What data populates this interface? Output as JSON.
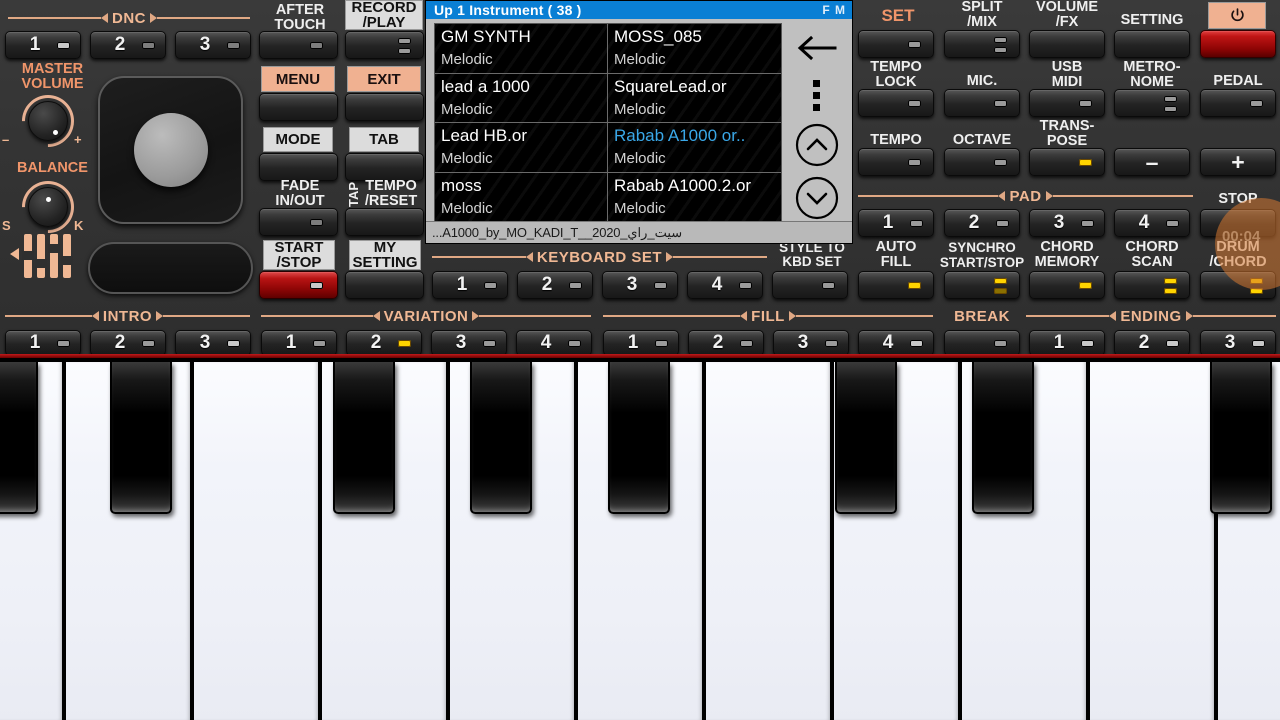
{
  "lcd": {
    "title": "Up 1 Instrument ( 38 )",
    "flag": "F M",
    "status": "...A1000_by_MO_KADI_T__2020_سيت_راي",
    "items": [
      {
        "name": "GM SYNTH",
        "type": "Melodic",
        "selected": false
      },
      {
        "name": "MOSS_085",
        "type": "Melodic",
        "selected": false
      },
      {
        "name": "lead a 1000",
        "type": "Melodic",
        "selected": false
      },
      {
        "name": "SquareLead.or",
        "type": "Melodic",
        "selected": false
      },
      {
        "name": "Lead HB.or",
        "type": "Melodic",
        "selected": false
      },
      {
        "name": "Rabab A1000 or..",
        "type": "Melodic",
        "selected": true
      },
      {
        "name": "moss",
        "type": "Melodic",
        "selected": false
      },
      {
        "name": "Rabab A1000.2.or",
        "type": "Melodic",
        "selected": false
      }
    ],
    "nav": {
      "back": "back-arrow-icon",
      "more": "more-vertical-icon",
      "up": "chevron-up-icon",
      "down": "chevron-down-icon"
    }
  },
  "left": {
    "dnc_label": "DNC",
    "dnc_buttons": [
      "1",
      "2",
      "3"
    ],
    "after_touch": "AFTER\nTOUCH",
    "after_touch_l1": "AFTER",
    "after_touch_l2": "TOUCH",
    "record_play_l1": "RECORD",
    "record_play_l2": "/PLAY",
    "master_volume_l1": "MASTER",
    "master_volume_l2": "VOLUME",
    "master_minus": "–",
    "master_plus": "+",
    "balance": "BALANCE",
    "balance_s": "S",
    "balance_k": "K",
    "menu": "MENU",
    "exit": "EXIT",
    "mode": "MODE",
    "tab": "TAB",
    "fade_l1": "FADE",
    "fade_l2": "IN/OUT",
    "tap": "TAP",
    "tempo_reset_l1": "TEMPO",
    "tempo_reset_l2": "/RESET",
    "start_stop_l1": "START",
    "start_stop_l2": "/STOP",
    "my_setting_l1": "MY",
    "my_setting_l2": "SETTING"
  },
  "center": {
    "keyboard_set_label": "KEYBOARD SET",
    "keyboard_set_buttons": [
      "1",
      "2",
      "3",
      "4"
    ],
    "style_to_kbd_l1": "STYLE TO",
    "style_to_kbd_l2": "KBD SET"
  },
  "right": {
    "set": "SET",
    "split_mix_l1": "SPLIT",
    "split_mix_l2": "/MIX",
    "volume_fx_l1": "VOLUME",
    "volume_fx_l2": "/FX",
    "setting": "SETTING",
    "power_icon": "power-icon",
    "tempo_lock_l1": "TEMPO",
    "tempo_lock_l2": "LOCK",
    "mic": "MIC.",
    "usb_midi_l1": "USB",
    "usb_midi_l2": "MIDI",
    "metronome_l1": "METRO-",
    "metronome_l2": "NOME",
    "pedal": "PEDAL",
    "tempo": "TEMPO",
    "octave": "OCTAVE",
    "transpose_l1": "TRANS-",
    "transpose_l2": "POSE",
    "minus": "–",
    "plus": "+",
    "pad_label": "PAD",
    "pad_buttons": [
      "1",
      "2",
      "3",
      "4"
    ],
    "stop": "STOP",
    "auto_fill_l1": "AUTO",
    "auto_fill_l2": "FILL",
    "synchro_l1": "SYNCHRO",
    "synchro_l2": "START/STOP",
    "chord_memory_l1": "CHORD",
    "chord_memory_l2": "MEMORY",
    "chord_scan_l1": "CHORD",
    "chord_scan_l2": "SCAN",
    "drum_chord_l1": "DRUM",
    "drum_chord_l2": "/CHORD",
    "rec_time": "00:04"
  },
  "bottom": {
    "intro_label": "INTRO",
    "intro_buttons": [
      "1",
      "2",
      "3"
    ],
    "variation_label": "VARIATION",
    "variation_buttons": [
      "1",
      "2",
      "3",
      "4"
    ],
    "fill_label": "FILL",
    "fill_buttons": [
      "1",
      "2",
      "3",
      "4"
    ],
    "break_label": "BREAK",
    "ending_label": "ENDING",
    "ending_buttons": [
      "1",
      "2",
      "3"
    ]
  },
  "colors": {
    "accent_peach": "#f0b894",
    "title_blue": "#0a7fd4",
    "selected_text": "#3aa8e8",
    "led_amber": "#ffd400",
    "red_button": "#b81414"
  }
}
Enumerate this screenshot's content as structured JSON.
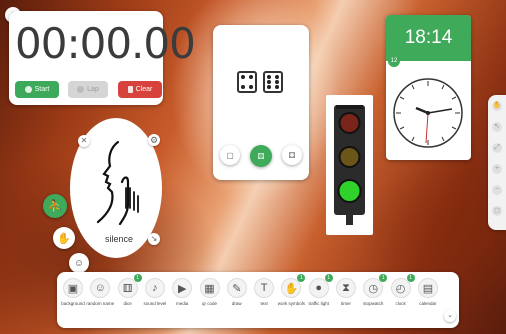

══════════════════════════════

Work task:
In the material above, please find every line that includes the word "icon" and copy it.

Solved exercise:
      "back": "back-arrow-icon",
      "more": "more-vertical-icon",
      "up": "chevron-up-icon",
      "down": "chevron-down-icon"
    "power_icon": "power-icon",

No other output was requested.